On September 14, 2015, the Third Circuit released a precedential opinion (the “Opinion”) which addressed payments from a buyer to non-debtor parties in a 363 sale. The Third Circuit’s opinion is available here. If you prefer the version of the Opinion published by Westlaw, it is ICL Holding Company, Inc., et al. v. United States, 2015 WL 5315604 (3d Cir. Sept. 14, 2015).
In this case, a creditor was purchasing all of the Debtor’s assets with a credit bid. To insulate their bid from a Committee objection, the Purchaser agreed to pay the legal and accounting fees of the Debtor and the Committee by funding, outside of the bankruptcy estate, an escrow account. The U.S. government objected to the payment to the Committee as was a “violation of the absolute priority rule”. Opinion at *10. The attorneys for the IRS objected to the sale and the payment to the Committee as its administrative (tax) claims would be unpaid.
Ruling from the bench, the Bankruptcy judge held that the settlement funds (deposited into escrow) were not part of the Debtor’s estate, and therefor not a consideration in its analysis of whether the absolute priority rule was violated. Opinion at *10-11. The District Court agreed with the Bankruptcy Court, holding that “the funds at issue were not property of the estate and thus not subject to the Code’s distribution rules.” Opinion at *12.
The Third Circuit ultimately agreed with The Bankruptcy and District Courts, holding that they “cannot ignore the economic reality of what actually occurred” and that “as a matter of substance, we cannot conclude that the escrowed funds were estate property.” Opinion at *20.

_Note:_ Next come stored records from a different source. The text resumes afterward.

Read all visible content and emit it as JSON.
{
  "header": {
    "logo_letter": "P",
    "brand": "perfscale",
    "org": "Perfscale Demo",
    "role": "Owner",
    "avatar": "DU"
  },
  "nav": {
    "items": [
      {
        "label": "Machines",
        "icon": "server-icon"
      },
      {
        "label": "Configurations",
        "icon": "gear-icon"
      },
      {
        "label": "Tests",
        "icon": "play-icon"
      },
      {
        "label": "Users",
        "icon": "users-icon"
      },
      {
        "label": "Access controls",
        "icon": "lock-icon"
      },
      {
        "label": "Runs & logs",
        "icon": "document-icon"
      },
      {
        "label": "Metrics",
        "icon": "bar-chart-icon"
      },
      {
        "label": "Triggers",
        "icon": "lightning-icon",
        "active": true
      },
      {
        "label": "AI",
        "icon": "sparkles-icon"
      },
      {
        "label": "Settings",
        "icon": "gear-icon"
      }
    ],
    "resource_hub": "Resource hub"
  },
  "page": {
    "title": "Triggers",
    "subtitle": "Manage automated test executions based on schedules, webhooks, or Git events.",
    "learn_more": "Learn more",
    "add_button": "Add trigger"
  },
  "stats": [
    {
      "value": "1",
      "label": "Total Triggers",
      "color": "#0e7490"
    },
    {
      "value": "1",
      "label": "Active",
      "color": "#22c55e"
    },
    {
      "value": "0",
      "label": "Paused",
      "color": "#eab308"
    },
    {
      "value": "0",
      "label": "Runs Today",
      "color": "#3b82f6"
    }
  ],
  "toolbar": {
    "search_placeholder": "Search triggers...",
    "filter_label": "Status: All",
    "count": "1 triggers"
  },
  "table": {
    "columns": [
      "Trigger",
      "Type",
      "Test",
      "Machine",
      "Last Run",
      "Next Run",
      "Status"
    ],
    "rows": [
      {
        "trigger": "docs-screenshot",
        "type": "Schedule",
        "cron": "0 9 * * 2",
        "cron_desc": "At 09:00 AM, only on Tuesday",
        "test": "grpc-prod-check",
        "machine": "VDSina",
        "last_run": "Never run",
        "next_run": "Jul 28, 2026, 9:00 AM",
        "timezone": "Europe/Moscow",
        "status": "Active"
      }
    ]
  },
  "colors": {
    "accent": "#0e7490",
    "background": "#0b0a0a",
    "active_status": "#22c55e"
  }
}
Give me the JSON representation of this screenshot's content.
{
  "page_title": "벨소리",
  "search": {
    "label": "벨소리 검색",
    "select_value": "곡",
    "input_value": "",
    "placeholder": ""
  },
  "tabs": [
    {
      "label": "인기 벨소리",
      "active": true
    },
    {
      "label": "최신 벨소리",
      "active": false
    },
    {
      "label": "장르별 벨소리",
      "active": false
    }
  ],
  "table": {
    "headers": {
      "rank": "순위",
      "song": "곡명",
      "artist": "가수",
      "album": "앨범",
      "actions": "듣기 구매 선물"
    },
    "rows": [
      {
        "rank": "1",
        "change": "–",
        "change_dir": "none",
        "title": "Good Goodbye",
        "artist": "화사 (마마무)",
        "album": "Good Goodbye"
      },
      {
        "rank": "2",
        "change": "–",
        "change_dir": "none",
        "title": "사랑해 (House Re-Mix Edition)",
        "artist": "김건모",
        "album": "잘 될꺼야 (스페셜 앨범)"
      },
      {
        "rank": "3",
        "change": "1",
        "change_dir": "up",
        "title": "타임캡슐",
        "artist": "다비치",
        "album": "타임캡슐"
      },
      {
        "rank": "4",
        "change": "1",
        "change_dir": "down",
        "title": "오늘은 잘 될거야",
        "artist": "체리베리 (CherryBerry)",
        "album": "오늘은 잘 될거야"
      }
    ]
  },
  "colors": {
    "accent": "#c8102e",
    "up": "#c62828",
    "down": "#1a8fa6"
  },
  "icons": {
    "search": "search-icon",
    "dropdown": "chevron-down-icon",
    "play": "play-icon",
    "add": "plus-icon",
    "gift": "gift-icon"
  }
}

In some situations, the economics are the most important aspect of a deal. As the Third Circuit has now held, this is one such situation. The funds used to pay the Committee were not part of the bankruptcy estate, and thus not subject to the absolute priority rule. For any organizations looking to purchase assets out of a bankruptcy proceeding, this decision is a must read.